A major redevelopment of the Hawke’s Bay Airport is underway that will ensure the terminal is fit for purpose after a 37 percent increase in passengers over the last two years.
The airport is flying high at the moment, having reported a record net profit of $1.7m on a turnover of $6.1 million for the year ended June 2017. The Airport Company achieved all its financial performance targets, with revenue up 16 percent from the previous year.
Construction will be in full swing over summer, with a temporary arrivals hall being set up in the area formally used for rental car parking to enable a new arrivals area to be built at the southern end of the terminal.
Hawke’s Bay Airport chief executive Nick Story says strong passenger growth and the resulting demands on existing airport infrastructure is the catalyst for the multimillion-dollar expansion. In the last two years passenger movements have risen 37 per cent to 652,000 passengers.
There was an 11 percent increase in aircraft movements for the year with a total of 14,256.
“We have had exponential growth over the last couple of years due to a significant increase in airline capacity, driven by the arrival of a second airline in Jetstar and Air New Zealand switching to larger capacity aircrafts, all of which has created competition for passengers and enabled growth of the region’s business and tourism sectors.”
The expanded terminal will increase in size from 2,500 m2 to 3,800 m2 to accommodate the growth in passenger movements and visitors to the airport.
“The airport is a major gateway for the region, so as well as catering for increased passengers and visitors, the expansion is also about enhancing their experience,” Nick says.
As The Profit was going to print, the lead construction contractor was due to be confimed. A local project manager, Steve Birkhead, has been involved through the final design stages of the project and will continue in this role through to the terminal being fully operational in early 2019.
The staged construction project will see the new check-in area constructed at the southern end of the terminal, followed by a central area with a large cafe accommodating 110 people, visitor seating and new bathrooms.
Stage 3 will be a new automated baggage handling system at the northern end, a dedicated arrivals gate, new offices for Air New Zealand, Jetstar and Sound Air, as well as a substantially expanded Air New Zealand regional lounge and rental car concierge area.
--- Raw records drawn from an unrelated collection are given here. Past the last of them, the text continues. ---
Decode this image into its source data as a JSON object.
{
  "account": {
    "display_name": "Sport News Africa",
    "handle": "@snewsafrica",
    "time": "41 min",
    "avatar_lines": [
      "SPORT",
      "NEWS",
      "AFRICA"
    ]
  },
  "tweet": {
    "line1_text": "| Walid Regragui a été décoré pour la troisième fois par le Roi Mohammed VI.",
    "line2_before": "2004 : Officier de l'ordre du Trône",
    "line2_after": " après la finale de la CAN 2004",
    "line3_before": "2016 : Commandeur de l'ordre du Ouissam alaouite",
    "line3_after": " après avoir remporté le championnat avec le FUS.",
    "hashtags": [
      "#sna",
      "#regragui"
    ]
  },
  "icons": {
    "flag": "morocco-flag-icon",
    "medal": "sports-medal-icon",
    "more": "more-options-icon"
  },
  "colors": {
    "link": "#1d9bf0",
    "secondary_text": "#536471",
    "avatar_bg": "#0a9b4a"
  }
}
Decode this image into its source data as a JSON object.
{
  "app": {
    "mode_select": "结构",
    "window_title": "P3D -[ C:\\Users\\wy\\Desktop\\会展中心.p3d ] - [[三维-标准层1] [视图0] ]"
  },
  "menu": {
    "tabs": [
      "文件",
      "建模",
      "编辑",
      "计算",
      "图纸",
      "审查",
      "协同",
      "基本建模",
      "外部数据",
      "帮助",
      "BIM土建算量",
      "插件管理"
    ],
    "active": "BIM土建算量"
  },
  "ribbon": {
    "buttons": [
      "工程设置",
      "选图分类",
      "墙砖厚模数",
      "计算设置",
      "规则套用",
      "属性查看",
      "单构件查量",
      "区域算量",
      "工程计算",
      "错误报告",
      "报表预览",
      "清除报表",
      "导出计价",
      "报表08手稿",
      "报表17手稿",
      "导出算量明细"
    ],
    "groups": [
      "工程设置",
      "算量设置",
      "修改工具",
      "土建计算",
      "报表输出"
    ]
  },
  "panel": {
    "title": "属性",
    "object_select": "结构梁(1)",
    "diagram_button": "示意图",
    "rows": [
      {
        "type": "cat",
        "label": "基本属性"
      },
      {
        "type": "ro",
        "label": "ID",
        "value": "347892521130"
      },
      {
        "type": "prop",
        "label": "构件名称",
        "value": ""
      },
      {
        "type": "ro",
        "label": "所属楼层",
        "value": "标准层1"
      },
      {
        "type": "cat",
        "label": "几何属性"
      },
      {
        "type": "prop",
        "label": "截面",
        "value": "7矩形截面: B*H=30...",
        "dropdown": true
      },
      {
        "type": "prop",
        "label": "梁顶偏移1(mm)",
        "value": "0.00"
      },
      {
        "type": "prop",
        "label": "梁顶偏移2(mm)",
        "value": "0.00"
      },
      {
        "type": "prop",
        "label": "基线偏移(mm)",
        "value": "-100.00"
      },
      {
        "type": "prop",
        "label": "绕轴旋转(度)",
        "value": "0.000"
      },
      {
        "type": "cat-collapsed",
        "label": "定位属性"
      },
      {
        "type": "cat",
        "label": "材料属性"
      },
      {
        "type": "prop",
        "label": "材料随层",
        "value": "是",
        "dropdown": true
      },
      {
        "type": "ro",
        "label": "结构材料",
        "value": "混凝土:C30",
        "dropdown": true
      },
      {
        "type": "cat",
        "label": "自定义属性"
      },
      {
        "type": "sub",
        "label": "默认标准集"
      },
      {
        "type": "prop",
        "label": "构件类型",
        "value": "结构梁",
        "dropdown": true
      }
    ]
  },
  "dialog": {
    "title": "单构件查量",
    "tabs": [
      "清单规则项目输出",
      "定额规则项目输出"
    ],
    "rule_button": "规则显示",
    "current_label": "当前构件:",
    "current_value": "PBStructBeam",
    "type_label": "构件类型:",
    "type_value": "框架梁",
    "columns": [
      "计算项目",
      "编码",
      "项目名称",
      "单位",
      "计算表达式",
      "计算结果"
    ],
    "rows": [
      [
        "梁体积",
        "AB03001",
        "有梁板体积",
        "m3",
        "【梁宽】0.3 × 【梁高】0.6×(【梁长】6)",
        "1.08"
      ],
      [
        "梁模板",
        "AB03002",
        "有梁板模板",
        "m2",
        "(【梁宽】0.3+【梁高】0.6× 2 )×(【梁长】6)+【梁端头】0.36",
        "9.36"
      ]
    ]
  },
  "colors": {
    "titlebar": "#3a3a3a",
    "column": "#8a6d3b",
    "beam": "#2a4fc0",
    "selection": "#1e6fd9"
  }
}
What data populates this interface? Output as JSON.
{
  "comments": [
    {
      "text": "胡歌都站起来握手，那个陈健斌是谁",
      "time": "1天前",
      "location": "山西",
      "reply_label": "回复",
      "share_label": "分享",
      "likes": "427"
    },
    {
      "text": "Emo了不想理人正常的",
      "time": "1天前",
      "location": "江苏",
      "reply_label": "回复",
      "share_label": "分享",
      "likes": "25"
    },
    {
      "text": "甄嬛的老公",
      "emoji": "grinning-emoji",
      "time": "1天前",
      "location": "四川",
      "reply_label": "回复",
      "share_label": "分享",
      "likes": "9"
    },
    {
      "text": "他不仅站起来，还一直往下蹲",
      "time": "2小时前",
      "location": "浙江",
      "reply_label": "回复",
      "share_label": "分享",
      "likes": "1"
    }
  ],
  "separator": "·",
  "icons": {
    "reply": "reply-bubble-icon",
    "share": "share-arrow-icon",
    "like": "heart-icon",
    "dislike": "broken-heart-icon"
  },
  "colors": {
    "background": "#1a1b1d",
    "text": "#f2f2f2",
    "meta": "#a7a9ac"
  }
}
During construction Air New Zealand will relocate its regional lounge to a pre-fabricated building to be situated in the current staff car park area.
“We are aiming to keep the airport operating on a business as usual basis. There will be disruptions but our aim is to ensure everything runs as smoothly as possible.
“We will have something exciting to look forward to in 2019, a larger, more functional and vibrant terminal.”
Nick says the design enables future growth with the majority of the complex design elements in the centre of the building, making additional expansion to the north simple and cost-efficient.
The project is to be internally funded by Hawke’s Bay Airport Limited, enabled by the airport company’s strong financial performance, and will not require any financial support from current shareholders Napier City Council, Hastings District Council and the Crown.
The new-look terminal has been designed by local architects Paris Magdalinos Architects. PMA architect Chris Ainsworth said the terminal has been designed in the shape of a Kuaka (godwit) bird in flight.
“A key consideration of the brief was to tell the story of the Hawke’s Bay area, which had to be integrated into the building’s architecture and not simply applied later on by using artwork. It is important to tell our story, in what is one of the key gateways into the Hawke’s Bay.
“The Kuaka achieves some amazing feats, flying over 8,000 kilometres every year to Alaska, which is pretty incredible for such a small bird,” says Chris.
The Kuaka-inspired shape will be further showcased inside the terminal using a modern approach to traditional Maori carving.
A new entranceway to the airport is also progressing well and under development at the intersection of Watchman Road, SH2 and Meeanee Quay. This project will be completed by August 2018.